This week the local branch of our East Anglian Children's Hospice shop started a 50% off sale. With iron self-control, I managed to avoid buying a massive and completely unnecessary soup tureen. Instead, I shelled out the grand total of 75p on a family friendly DVD for Friday's movie and pizza night.
Buying "Diary of a Wimpy Kid 3: Dog Days" is actually a saving compared to the £1 we'd normally spend borrowing a DVD from the local library. Fingers crossed everyone actually enjoys it - our current low point is anything Alvin & The Chipmunks related, but last week we all loved Pixels.
|Sandcastles from last year's holiday in Dorset|
Saved money on ferry tickets
For our summer holiday this year, we 're heading to the glamorous destination of the Isle of Wight. We'll be staying in a self-catering cottage (natch) on a farm for a full on trad bucket-and-spade holiday while the children are still young enough to enjoy it.

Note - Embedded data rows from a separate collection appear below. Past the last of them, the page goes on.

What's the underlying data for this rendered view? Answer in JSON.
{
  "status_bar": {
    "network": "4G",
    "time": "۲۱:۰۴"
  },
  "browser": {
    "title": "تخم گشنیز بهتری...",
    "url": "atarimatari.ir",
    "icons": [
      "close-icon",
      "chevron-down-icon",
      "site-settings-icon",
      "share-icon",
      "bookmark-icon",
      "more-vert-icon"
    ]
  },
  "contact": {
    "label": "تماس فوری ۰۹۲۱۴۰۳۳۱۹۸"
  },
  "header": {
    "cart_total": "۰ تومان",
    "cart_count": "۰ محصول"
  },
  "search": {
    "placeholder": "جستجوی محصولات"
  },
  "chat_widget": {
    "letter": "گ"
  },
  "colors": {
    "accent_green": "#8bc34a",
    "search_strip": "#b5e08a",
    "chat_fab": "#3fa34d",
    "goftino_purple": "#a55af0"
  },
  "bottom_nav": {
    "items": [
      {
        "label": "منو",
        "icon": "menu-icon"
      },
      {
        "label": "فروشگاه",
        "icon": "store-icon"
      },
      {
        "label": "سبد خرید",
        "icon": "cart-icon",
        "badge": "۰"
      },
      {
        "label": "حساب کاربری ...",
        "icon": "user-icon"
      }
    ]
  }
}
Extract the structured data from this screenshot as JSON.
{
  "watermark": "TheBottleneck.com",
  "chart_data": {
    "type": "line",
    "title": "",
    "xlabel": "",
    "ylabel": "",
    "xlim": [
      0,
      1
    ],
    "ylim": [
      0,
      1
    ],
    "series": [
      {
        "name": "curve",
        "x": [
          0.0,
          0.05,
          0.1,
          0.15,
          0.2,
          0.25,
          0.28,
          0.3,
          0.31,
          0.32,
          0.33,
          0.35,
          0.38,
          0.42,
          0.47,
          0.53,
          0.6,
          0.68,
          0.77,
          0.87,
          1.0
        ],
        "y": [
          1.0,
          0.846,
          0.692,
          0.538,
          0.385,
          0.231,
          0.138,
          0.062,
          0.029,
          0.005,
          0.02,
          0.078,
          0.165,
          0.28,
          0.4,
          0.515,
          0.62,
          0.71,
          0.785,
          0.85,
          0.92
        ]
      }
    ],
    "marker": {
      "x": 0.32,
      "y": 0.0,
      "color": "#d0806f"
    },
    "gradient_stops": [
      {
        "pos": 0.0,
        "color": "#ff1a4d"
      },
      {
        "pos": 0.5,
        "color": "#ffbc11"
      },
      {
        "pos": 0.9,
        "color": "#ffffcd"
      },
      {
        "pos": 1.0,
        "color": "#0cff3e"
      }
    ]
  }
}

This week I got round to working out which ferry times we should be use to get there and back. I did it well in advance as we'll be travelling on popular weekends and prices are likely to rise. By booking through our hosts, rather than direct, we also saved £85 on our tickets, so it was well worth doing.
Share trading from the comfort of my own computer
Used free trades to buy some shares
About 18 months ago, I got so fed up with years of rubbish interest rates that I shovelled the money in our cash individual savings accounts over into stocks and shares. We're intending to use the money towards funding our retirement, a few decades away, and it can make financial sense to risk the stock market over such long periods.
Anyway I opened an account with Alliance Trust Savings, and got them to transfer across the cash Isa money so I could buy the investments.
One thing I only found out after opening the account was that they charge £5 to reinvest dividends (which is expensive) and only automatically reinvest the dividends once you have £100 or more (which can leave a chunk of money sitting around in cash and not invested).
Alliance Trust Savings have subsequently pushed up the account charges, while now offering the chance to buy shares four times a year without paying any dealing fees. Frustratingly, the free trades do not cover dividends that are reinvested automatically, but only trades you make yourself.
So this week I shuffled around some of the dividends sitting in the account, and used the money to buy a few more shares in two of the investment trusts we already own. By doing it myself and using two of the free trades, I saved £10 compared to waiting for the account to buy the shares automatically.
I also tried to look for a cheaper account elsewhere, but comparing the options is so complicated it gave me a headache so I've left that for another week.
Lavender: spot the 'before' and 'after' in a single shot
Gathered up the garden waste
This week we've been out and about taming parts of the garden. The immensely tall Andy the gardener came for one of his twice yearly visits to hang off ladders and hack back some of the climbing stuff. It's a running battle trying to contain the wisteria, vines and assorted climbing roses from bolting up the walls into the roof tiles. Fortunately Andy reminded us not to leave it too late to trim the wistera, so it didn't interfere with the flowering. We ask Andy to focus on pruning rather than tidying up, figuring we can cope with the unskilled side of shoving garden waste into bags and bins. I'm always keen to fill up the garden waste bin before the fortnightly collections, given we pay £40 a year for the privilege.
Fired with enthusiasm in the spring sunshine I also got round to trimming and tidying up the lavender beds either side of the front path, and my husband mowed the front lawn last night. This morning the rooks, pigeons and blackbirds were having a field day, pecking out worms from the newly-shorn grass.
Now over to you - and frugal triumphs to celebrate? Do share your top tips in the comments below, I'd love to hear!
I’m linking up with this Cass, Emma and Becky in this week’s ‘Five Fabulously Frugal things I’ve done this week’ linky.